Wednesday, June 25, 2008

Life purpose and "moral education"

This has been cross-posted at Smart and Good.

The most recent issue of Education Week included a piece highlighting Bill Damon’s new book, The Path to Purpose:  Helping our Children Find Their Calling in Life.   Damon is a Stanford psychologist and long-time moral development researcher whose earlier work, The Moral Child, sets out a worthwhile vision of what makes a child good.

Damon’s work is a hermeneutically-enriched form of survey research.   He is asking large numbers of young people aged 12 through 26, through paper and pencil surveys and selected in-depth interviews, about their lack of direction in life.    The work, still in progress, has a comparative dimension in that Damon and his colleagues are trying to determine whether the youth of today differ from past generations in their ability to frame meaning and purpose in their lives.

Damon’s preliminary answer is that more than a quarter of young people are “disengaged” and about a fifth have actually found something meaningful to which they wanted to dedicate their lives.   The vast numbers in between have not given up on meaningfulness but haven’t found a way to make sense of their lives either.    Damon calls on schools and communities to address this “malaise.”

Damon’s on target here in my estimation, and this may be one of the premier ways that “moral education” can – and must – be integrated with academic purposes in schooling.   When a young person (in high school or college) learns biology, the purpose is not that he will know the difference between mitosis and meiosis.   One purpose is that he will understand himself in the world as a form of life, as a walking miraculous process, as a complex system, as an atomic unit in a much larger complex system, and so forth.   Another purpose is that she will possess the resources (knowledge, analytic skills, skills of appreciation/communication) to respond in a fitting way to the day’s practical issues re health, innovation, nourishment, etc.   And if he finds himself fascinated with either the mechanisms of biology or the issues that biological understanding illuminates, he may find a pursuit (of employment or leisure) to which he can commit large amounts of time and energy.   Each of these purposes is about life meaning, about one’s way of being in the world, and about the actions that turn meaning into meaningfulness.   This is moral education (as Damon’s background and life purpose would portend)  -- without the direct weight of  moralizing or evangelization or indoctrination.  

These are unquestionably educational issues though perhaps not narrowly academic ones.   Are our school structures, schedules and curricula designed to make it likely that this work is being done?  Are teachers willing and/or able to take up these issues even when time – and administrative fiat -- “permits”?  I’d answer no.


Anonymous said...

Word.
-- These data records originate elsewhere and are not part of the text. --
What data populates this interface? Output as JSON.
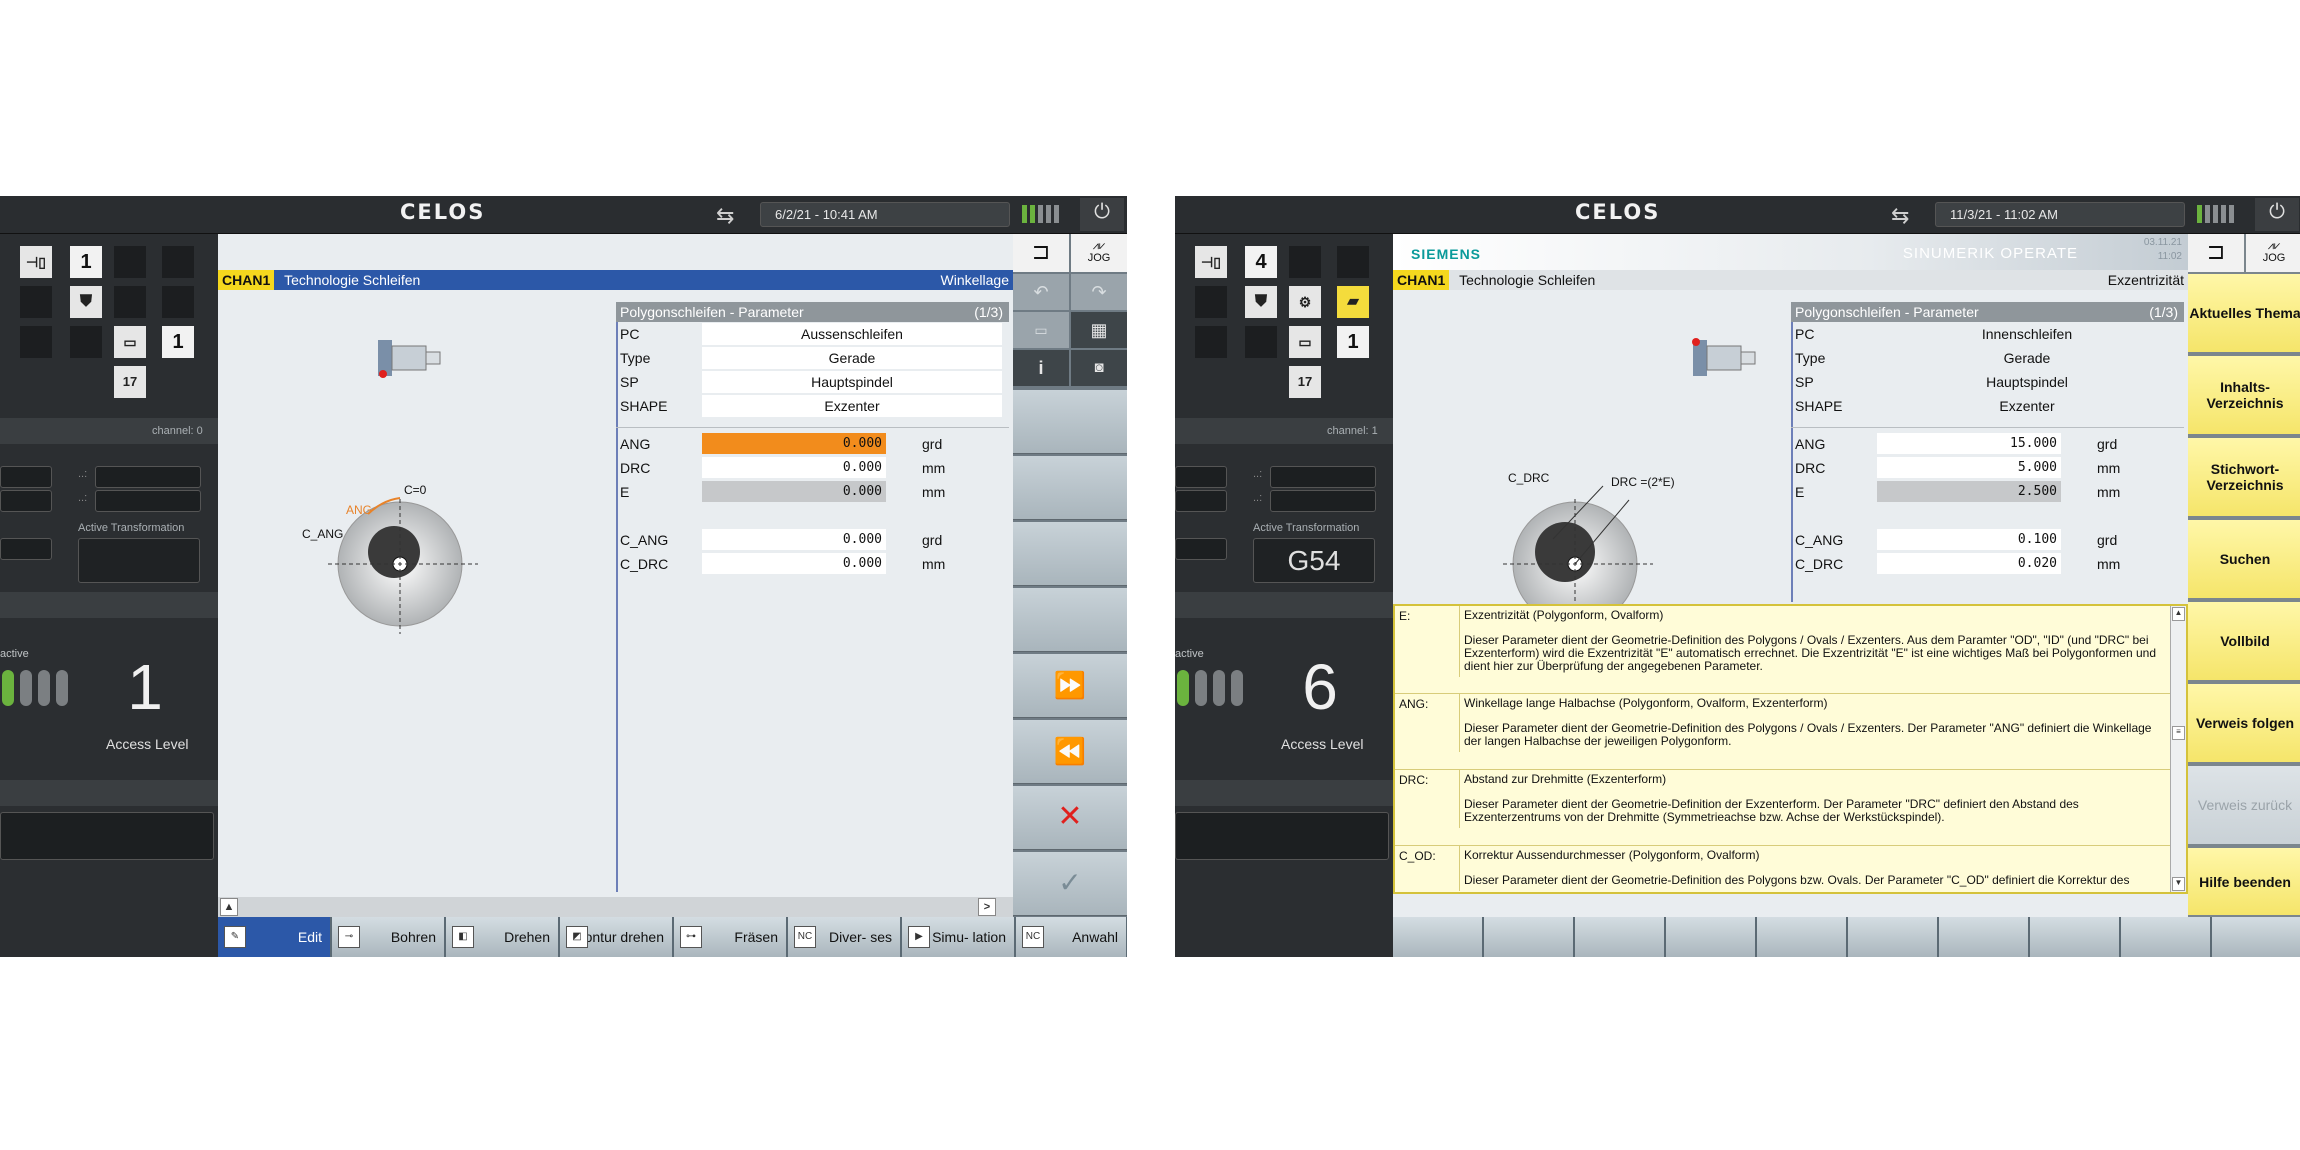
{
  "left": {
    "celos": "CELOS",
    "datetime": "6/2/21 - 10:41 AM",
    "channel_label": "channel: 0",
    "active_transformation": "Active Transformation",
    "active_word": "active",
    "num_top": "1",
    "num_mid": "1",
    "calendar": "17",
    "access_number": "1",
    "access_label": "Access Level",
    "chan": "CHAN1",
    "chan_title": "Technologie Schleifen",
    "chan_right": "Winkellage",
    "params_title": "Polygonschleifen - Parameter",
    "params_page": "(1/3)",
    "rows": [
      {
        "label": "PC",
        "value": "Aussenschleifen"
      },
      {
        "label": "Type",
        "value": "Gerade"
      },
      {
        "label": "SP",
        "value": "Hauptspindel"
      },
      {
        "label": "SHAPE",
        "value": "Exzenter"
      }
    ],
    "nums": [
      {
        "label": "ANG",
        "value": "0.000",
        "unit": "grd"
      },
      {
        "label": "DRC",
        "value": "0.000",
        "unit": "mm"
      },
      {
        "label": "E",
        "value": "0.000",
        "unit": "mm"
      },
      {
        "label": "C_ANG",
        "value": "0.000",
        "unit": "grd"
      },
      {
        "label": "C_DRC",
        "value": "0.000",
        "unit": "mm"
      }
    ],
    "diagram": {
      "c0": "C=0",
      "ang": "ANG",
      "cang": "C_ANG"
    },
    "jog": "JOG",
    "info": "i",
    "softkeys": [
      "Edit",
      "Bohren",
      "Drehen",
      "Kontur drehen",
      "Fräsen",
      "Diver- ses",
      "Simu- lation",
      "Anwahl"
    ],
    "nc": "NC"
  },
  "right": {
    "celos": "CELOS",
    "datetime": "11/3/21 - 11:02 AM",
    "siemens": "SIEMENS",
    "sinumerik": "SINUMERIK OPERATE",
    "sin_date": "03.11.21",
    "sin_time": "11:02",
    "channel_label": "channel: 1",
    "active_transformation": "Active Transformation",
    "g54": "G54",
    "active_word": "active",
    "num_top": "4",
    "num_mid": "1",
    "calendar": "17",
    "access_number": "6",
    "access_label": "Access Level",
    "chan": "CHAN1",
    "chan_title": "Technologie Schleifen",
    "chan_right": "Exzentrizität",
    "params_title": "Polygonschleifen - Parameter",
    "params_page": "(1/3)",
    "rows": [
      {
        "label": "PC",
        "value": "Innenschleifen"
      },
      {
        "label": "Type",
        "value": "Gerade"
      },
      {
        "label": "SP",
        "value": "Hauptspindel"
      },
      {
        "label": "SHAPE",
        "value": "Exzenter"
      }
    ],
    "nums": [
      {
        "label": "ANG",
        "value": "15.000",
        "unit": "grd"
      },
      {
        "label": "DRC",
        "value": "5.000",
        "unit": "mm"
      },
      {
        "label": "E",
        "value": "2.500",
        "unit": "mm"
      },
      {
        "label": "C_ANG",
        "value": "0.100",
        "unit": "grd"
      },
      {
        "label": "C_DRC",
        "value": "0.020",
        "unit": "mm"
      }
    ],
    "diagram": {
      "cdrc": "C_DRC",
      "drc": "DRC =(2*E)"
    },
    "jog": "JOG",
    "side_buttons": [
      "Aktuelles Thema",
      "Inhalts- Verzeichnis",
      "Stichwort- Verzeichnis",
      "Suchen",
      "Vollbild",
      "Verweis folgen",
      "Verweis zurück",
      "Hilfe beenden"
    ],
    "help": [
      {
        "key": "E:",
        "title": "Exzentrizität (Polygonform, Ovalform)",
        "text": "Dieser Parameter dient der Geometrie-Definition des Polygons / Ovals / Exzenters. Aus dem Paramter \"OD\", \"ID\" (und \"DRC\" bei Exzenterform) wird die Exzentrizität \"E\" automatisch errechnet. Die Exzentrizität \"E\" ist eine wichtiges Maß bei Polygonformen und dient hier zur Überprüfung der angegebenen Parameter."
      },
      {
        "key": "ANG:",
        "title": "Winkellage lange Halbachse (Polygonform, Ovalform, Exzenterform)",
        "text": "Dieser Parameter dient der Geometrie-Definition des Polygons / Ovals / Exzenters. Der Parameter \"ANG\" definiert die Winkellage der langen Halbachse der jeweiligen Polygonform."
      },
      {
        "key": "DRC:",
        "title": "Abstand zur Drehmitte (Exzenterform)",
        "text": "Dieser Parameter dient der Geometrie-Definition der Exzenterform. Der Parameter \"DRC\" definiert den Abstand des Exzenterzentrums von der Drehmitte (Symmetrieachse bzw. Achse der Werkstückspindel)."
      },
      {
        "key": "C_OD:",
        "title": "Korrektur Aussendurchmesser (Polygonform, Ovalform)",
        "text": "Dieser Parameter dient der Geometrie-Definition des Polygons bzw. Ovals. Der Parameter \"C_OD\" definiert die Korrektur des"
      }
    ]
  },
  "colors": {
    "accent_blue": "#2c58a8",
    "highlight_orange": "#f28c1c",
    "chan_yellow": "#f5d81e",
    "green_led": "#6bb33e"
  }
}
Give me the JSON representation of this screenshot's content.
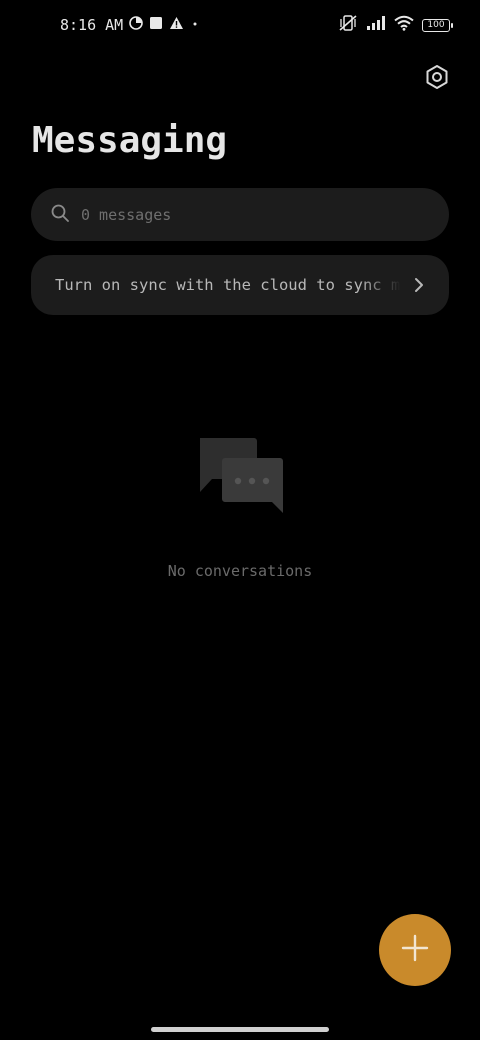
{
  "status_bar": {
    "time": "8:16 AM",
    "battery": "100",
    "icons": [
      "data-saver-icon",
      "square-notification-icon",
      "warning-icon",
      "dot-icon",
      "vibrate-off-icon",
      "signal-icon",
      "wifi-icon",
      "battery-icon"
    ]
  },
  "header": {
    "title": "Messaging",
    "settings_icon": "settings-hex-icon"
  },
  "search": {
    "placeholder": "0 messages",
    "icon": "search-icon"
  },
  "sync_banner": {
    "text": "Turn on sync with the cloud to sync messages",
    "icon": "chevron-right-icon"
  },
  "empty_state": {
    "icon": "chat-bubbles-icon",
    "text": "No conversations"
  },
  "fab": {
    "icon": "plus-icon",
    "color": "#c98a2b"
  },
  "colors": {
    "background": "#000000",
    "surface": "#1c1c1c",
    "accent": "#c98a2b"
  }
}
During my time in grad school, the topic of the purpose of school came up quite often, but would-be teachers ended up just learning the mechanics of effective and even motivated teaching with regards to subject-based material. The cool thing was, many of my peers came up with innovative ways of integrating ideas of leadership, globalization, and even "the meaning of life" type topics. I'm sure I'm not the only one who changed up majors several times over; but the reason was that high school (or even before earlier education) didn't prep us for "what's the purpose of life" and "what's going to be your role and contribution to it". Issues that are at the heart of our humanity. I think the whole move away from religion, also included anything to do with morality, character development, and purposeful reflection. As you pointed out, time and teacher training, among a long list of ETCs, does really give opportunities to include and develop themes of this like. However, I do think teachers can take an active role (although arduous) in integrating questions and thought provoking statements that get young people to start thinking about issues like this before they go to college and hit Philosophy 101.

Thanks for the post chief,

Brian Burtt said...

One of my oddball intellectual interests is reading sociological accounts of generations, such as Strauss and Howe--particularly those that focus on my own, "Gen X". The common wisdom among that genre is that Gen X is a "lost" generation--that (to simplify) they will forever find it difficult to find their meaning and place in the world. However, that those young people who are currently college-aged, the Gen-Ys or Millenials, have a much better time feeling a part of their communities and finding their meaning through productive engagement with them.

I wonder, Barbara, since you mentioned Damom's comparative interest, if he address this at all or finds this distinction to hold? (Trends in institutions of schooling--what your post focuses on--comprise a different dynamic that likely pushed in a different direction...)

Barbara Stengel said...


Your question is a good one but one I won't try to answer because I haven't read Damon's book, just the write-up. You are right that institutional trends would push in a different direction, but my suspicion is that Damon IS interested in the kinds of cross-generational comparisons you suggest. My guess -- and this is only a guess based on talking with him a bit and being familiar with his past work -- is that he wants to say that all young people across generations are looking for the same sense of purpose but that the seeking will look different based on cultural expression. Guess we'll have to read his book :-)